Perhaps the simplest way to explain what “Maundy” means is to say that the word comes from the same Latin root as the word “mandate.” It refers to the Lord’s “command” to his followers. “Which command,” you ask? Traditionally, this one:
A new command I give you: Love one another. As I have loved you, so you must love one another. (John 13:34, NIV)This may seem confusing to some, because if you look up the context of this passage, you'll find that these words are not spoken in the context of Jesus’ last supper as we commonly understand it. Although there is a meal involved (and bread is specifically mentioned), and the chapter does suggest that Judas is about to betray Jesus, the usual statements about the bread and the wine being Jesus’ body and blood aren’t here at all (the gospel of John does have teaching about eating Jesus’ flesh and drinking his blood, but it’s in a totally different context). Instead, the meal is accompanied by a scene where Jesus washes the feet of his disciples.
In my experience, the foot washing sequence has been neglected in favor of the bread and wine, and although I’ve seen efforts to reclaim foot washing as a part of the Maundy Thursday observance, this seems to be “optional,” whereas Communion (or the Eucharist, or the Last Supper, or some other name depending on one’s tradition) is the focal point.
This brings us back to the question of “which command” of Jesus is behind Maundy Thursday. If the Last Supper is the focal point, the command that is most likely emphasized is “do this in remembrance of me.” Remembering Jesus is a good thing, but it’s rather vague in terms of suggesting a response. It runs the risk of reinforcing the dominant individualistic mindset of so much of American Evangelicalism. Does our remembering Jesus mean anything to anyone else? A focus on the foot washing is more likely to emphasize Jesus’ command that we should love one another. Perhaps one can argue that this is vague, as well. How should we love one another? We may have shifted our attention from ourselves and onto others, but how do we show our love?
I’m sure that there are many, many answers to that question, but the context of the passage at least gives us an example from which to start. We can love others by washing their feet. If a literal foot washing perhaps doesn’t mean the same thing to us as it would have done to people who walked everywhere they went via dirty roads, it shouldn’t be too hard to think about possible ways in which we can meet similar needs of people today, and thus show Jesus’ love for them through our actions.

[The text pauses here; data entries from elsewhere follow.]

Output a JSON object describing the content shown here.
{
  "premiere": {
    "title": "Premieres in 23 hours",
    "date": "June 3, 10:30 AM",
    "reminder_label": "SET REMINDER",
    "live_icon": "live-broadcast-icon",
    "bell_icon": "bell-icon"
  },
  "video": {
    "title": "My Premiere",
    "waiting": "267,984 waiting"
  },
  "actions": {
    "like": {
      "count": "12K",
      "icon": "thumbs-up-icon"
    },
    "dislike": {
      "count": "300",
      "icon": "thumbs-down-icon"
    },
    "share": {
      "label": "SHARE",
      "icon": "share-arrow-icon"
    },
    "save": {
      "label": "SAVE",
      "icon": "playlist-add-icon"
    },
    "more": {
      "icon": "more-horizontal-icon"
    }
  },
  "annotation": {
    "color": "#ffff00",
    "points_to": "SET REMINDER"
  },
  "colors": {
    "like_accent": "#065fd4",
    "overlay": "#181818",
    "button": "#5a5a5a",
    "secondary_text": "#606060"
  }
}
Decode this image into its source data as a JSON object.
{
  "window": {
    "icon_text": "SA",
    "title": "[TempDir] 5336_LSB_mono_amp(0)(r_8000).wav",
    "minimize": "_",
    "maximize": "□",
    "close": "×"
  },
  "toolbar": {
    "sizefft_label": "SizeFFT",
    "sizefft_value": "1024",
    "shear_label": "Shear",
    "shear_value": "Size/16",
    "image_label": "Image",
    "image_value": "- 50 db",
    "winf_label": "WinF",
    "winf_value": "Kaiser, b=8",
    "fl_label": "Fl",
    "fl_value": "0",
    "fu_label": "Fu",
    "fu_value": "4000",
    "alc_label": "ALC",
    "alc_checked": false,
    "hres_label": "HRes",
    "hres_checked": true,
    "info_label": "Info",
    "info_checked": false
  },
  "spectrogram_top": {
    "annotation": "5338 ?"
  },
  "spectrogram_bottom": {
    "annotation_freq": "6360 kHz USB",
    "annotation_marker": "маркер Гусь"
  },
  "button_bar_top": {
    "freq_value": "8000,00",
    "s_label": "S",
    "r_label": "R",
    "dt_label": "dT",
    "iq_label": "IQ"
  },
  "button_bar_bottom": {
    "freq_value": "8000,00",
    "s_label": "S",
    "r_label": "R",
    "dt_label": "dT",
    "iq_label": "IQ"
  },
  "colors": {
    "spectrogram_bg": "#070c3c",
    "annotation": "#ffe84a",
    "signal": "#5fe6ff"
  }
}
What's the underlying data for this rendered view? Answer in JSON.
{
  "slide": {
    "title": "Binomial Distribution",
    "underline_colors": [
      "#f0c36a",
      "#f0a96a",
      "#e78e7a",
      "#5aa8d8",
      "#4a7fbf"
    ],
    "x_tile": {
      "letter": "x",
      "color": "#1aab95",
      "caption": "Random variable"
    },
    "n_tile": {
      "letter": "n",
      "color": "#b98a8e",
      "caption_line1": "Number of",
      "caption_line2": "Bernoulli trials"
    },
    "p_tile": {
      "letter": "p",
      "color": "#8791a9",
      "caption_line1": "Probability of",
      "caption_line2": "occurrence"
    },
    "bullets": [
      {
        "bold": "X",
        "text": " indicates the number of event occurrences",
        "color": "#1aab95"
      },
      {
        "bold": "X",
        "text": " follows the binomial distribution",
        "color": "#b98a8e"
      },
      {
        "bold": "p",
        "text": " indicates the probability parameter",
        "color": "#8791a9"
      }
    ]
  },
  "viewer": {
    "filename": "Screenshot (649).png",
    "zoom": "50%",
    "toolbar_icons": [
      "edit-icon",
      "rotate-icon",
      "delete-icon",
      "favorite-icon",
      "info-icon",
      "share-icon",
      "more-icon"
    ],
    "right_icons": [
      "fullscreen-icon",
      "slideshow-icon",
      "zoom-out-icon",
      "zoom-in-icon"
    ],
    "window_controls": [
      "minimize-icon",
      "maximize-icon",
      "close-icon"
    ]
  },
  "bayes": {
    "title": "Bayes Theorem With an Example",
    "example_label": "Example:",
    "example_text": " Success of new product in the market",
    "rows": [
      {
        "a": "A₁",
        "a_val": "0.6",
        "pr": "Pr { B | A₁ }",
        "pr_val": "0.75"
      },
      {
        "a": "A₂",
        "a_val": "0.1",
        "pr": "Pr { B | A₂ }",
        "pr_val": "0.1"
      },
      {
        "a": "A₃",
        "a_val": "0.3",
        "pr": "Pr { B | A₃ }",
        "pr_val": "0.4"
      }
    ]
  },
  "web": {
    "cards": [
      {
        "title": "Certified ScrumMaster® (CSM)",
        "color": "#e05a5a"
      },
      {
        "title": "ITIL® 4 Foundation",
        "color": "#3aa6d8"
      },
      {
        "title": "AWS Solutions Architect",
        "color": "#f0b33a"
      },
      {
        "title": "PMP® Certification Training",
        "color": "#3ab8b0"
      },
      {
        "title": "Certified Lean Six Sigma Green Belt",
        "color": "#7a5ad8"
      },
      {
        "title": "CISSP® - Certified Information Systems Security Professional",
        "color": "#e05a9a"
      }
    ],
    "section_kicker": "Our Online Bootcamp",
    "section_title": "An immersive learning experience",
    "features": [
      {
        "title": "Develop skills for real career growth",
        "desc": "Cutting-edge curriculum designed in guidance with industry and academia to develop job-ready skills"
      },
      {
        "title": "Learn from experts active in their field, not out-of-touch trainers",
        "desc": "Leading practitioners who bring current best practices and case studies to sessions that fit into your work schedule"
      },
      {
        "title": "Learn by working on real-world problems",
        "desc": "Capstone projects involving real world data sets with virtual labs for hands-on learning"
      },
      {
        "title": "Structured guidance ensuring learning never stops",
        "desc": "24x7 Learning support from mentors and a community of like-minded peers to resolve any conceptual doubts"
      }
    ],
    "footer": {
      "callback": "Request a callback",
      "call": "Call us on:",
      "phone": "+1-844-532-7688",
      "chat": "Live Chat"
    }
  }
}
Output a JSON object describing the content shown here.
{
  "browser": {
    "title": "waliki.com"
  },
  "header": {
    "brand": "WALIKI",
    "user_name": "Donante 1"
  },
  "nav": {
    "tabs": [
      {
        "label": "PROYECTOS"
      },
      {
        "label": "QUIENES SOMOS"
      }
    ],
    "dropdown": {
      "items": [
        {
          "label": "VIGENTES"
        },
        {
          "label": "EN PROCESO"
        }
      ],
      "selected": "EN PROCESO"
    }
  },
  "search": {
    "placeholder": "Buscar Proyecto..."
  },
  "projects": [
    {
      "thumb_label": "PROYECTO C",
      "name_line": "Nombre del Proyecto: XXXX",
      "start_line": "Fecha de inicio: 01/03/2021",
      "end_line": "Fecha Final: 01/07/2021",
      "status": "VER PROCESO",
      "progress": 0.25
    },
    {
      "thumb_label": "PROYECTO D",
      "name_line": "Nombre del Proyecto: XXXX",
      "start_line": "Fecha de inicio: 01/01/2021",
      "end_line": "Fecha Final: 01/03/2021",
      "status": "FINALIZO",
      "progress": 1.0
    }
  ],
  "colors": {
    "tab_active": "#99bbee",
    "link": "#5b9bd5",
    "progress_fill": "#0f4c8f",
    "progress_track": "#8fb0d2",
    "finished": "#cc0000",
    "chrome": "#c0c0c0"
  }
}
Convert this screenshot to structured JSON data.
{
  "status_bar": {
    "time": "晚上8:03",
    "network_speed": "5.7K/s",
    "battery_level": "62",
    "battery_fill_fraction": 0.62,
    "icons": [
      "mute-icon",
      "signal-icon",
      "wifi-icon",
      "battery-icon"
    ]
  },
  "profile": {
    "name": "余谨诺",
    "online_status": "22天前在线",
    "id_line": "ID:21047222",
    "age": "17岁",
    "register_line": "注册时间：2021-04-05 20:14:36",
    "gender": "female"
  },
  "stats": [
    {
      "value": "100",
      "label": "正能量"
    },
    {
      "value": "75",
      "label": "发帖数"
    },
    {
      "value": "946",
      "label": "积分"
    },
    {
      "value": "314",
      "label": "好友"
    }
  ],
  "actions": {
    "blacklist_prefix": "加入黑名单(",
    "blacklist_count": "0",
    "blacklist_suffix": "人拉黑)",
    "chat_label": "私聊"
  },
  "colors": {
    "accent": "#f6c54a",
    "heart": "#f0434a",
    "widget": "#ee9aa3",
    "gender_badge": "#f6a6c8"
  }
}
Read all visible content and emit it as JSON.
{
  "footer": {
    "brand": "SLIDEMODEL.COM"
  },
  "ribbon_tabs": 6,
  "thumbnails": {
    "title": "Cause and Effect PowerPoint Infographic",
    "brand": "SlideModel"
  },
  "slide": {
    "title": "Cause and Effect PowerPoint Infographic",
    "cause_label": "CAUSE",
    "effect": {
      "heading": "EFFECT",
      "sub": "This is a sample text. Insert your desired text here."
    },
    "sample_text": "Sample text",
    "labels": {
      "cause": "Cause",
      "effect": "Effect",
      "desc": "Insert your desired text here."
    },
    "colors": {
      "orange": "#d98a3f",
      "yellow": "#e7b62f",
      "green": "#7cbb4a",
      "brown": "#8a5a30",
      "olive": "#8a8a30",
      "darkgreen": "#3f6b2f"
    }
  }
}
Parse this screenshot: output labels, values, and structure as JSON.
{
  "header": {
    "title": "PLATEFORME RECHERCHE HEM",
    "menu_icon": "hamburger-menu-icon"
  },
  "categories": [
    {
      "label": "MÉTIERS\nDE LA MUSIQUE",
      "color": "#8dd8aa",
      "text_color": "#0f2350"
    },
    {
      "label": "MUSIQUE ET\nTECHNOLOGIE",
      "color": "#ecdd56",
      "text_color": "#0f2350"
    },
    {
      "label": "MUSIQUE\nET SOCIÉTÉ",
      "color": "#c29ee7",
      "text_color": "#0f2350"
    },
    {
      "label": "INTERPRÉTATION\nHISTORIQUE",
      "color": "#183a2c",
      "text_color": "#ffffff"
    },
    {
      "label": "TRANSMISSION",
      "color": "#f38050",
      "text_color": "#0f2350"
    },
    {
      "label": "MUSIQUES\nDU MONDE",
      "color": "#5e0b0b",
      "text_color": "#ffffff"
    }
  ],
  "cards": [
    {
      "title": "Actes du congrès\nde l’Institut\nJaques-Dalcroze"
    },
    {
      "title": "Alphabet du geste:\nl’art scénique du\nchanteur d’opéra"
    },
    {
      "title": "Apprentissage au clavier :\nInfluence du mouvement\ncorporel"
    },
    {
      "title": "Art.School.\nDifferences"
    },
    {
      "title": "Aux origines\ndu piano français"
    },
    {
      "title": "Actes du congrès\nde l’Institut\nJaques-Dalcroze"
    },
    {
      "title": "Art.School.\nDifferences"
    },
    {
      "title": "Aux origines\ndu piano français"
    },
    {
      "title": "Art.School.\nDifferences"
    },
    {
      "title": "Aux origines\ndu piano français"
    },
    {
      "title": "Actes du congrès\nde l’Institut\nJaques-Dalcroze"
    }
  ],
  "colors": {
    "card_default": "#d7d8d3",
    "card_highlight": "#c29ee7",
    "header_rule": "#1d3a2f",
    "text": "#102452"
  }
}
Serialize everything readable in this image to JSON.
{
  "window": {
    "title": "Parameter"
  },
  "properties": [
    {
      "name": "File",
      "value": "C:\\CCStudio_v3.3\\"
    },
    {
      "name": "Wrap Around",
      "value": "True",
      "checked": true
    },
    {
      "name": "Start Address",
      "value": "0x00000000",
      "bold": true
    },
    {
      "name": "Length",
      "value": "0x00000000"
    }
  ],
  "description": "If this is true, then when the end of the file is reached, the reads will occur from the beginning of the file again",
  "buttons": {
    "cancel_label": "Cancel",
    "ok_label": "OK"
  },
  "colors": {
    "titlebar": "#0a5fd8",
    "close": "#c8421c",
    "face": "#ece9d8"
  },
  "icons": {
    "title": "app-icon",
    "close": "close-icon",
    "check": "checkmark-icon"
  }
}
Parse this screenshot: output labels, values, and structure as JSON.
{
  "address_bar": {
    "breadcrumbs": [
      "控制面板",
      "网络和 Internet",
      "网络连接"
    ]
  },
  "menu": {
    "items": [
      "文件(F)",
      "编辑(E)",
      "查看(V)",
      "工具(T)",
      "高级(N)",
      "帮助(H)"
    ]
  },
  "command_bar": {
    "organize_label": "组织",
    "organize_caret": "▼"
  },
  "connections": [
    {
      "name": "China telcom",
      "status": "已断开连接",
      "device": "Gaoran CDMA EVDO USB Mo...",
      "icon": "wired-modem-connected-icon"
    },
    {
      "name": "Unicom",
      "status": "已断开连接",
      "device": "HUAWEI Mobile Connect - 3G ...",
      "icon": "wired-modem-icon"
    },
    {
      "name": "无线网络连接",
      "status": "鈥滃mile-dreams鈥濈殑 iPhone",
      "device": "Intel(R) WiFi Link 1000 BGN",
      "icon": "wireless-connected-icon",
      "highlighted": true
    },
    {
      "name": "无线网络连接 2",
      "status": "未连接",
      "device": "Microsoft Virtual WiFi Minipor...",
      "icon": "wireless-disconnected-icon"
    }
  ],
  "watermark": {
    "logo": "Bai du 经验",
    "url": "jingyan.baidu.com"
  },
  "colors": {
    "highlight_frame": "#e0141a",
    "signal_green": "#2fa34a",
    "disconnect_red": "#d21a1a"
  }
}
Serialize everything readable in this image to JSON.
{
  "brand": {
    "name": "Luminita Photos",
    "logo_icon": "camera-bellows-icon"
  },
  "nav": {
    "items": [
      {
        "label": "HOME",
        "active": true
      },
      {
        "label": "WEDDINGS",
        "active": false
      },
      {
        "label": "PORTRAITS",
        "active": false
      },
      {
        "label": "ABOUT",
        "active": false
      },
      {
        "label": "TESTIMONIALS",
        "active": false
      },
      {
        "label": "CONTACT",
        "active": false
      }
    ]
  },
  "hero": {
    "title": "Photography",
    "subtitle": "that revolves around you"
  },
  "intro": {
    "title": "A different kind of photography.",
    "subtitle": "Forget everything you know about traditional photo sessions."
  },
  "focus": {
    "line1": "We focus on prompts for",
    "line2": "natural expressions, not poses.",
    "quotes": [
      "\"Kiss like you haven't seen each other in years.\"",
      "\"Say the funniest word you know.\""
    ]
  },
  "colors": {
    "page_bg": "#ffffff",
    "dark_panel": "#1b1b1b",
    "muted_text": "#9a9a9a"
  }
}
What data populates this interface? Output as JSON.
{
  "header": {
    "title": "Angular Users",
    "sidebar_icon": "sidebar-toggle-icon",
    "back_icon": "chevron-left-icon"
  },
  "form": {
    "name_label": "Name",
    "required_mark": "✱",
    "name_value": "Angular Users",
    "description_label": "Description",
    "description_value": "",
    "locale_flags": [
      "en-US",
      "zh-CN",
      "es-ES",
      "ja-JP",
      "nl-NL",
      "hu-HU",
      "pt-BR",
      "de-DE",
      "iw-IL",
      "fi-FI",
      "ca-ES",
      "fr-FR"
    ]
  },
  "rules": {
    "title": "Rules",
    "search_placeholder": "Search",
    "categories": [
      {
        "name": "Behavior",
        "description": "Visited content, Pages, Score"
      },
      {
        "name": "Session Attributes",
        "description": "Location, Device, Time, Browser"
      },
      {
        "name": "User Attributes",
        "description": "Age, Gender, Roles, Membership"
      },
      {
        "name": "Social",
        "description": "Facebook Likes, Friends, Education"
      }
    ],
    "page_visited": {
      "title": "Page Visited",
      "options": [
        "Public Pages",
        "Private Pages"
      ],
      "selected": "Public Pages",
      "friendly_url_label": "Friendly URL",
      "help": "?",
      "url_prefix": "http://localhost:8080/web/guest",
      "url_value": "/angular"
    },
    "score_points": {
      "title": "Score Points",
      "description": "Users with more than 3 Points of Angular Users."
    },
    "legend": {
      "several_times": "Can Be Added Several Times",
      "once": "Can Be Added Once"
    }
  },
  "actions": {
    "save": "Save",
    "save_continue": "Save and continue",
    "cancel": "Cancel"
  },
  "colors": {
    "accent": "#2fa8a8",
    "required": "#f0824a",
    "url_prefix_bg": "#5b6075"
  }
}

And in doing this, we're obeying the command to "remember" Jesus, as well. Seems like a win-win.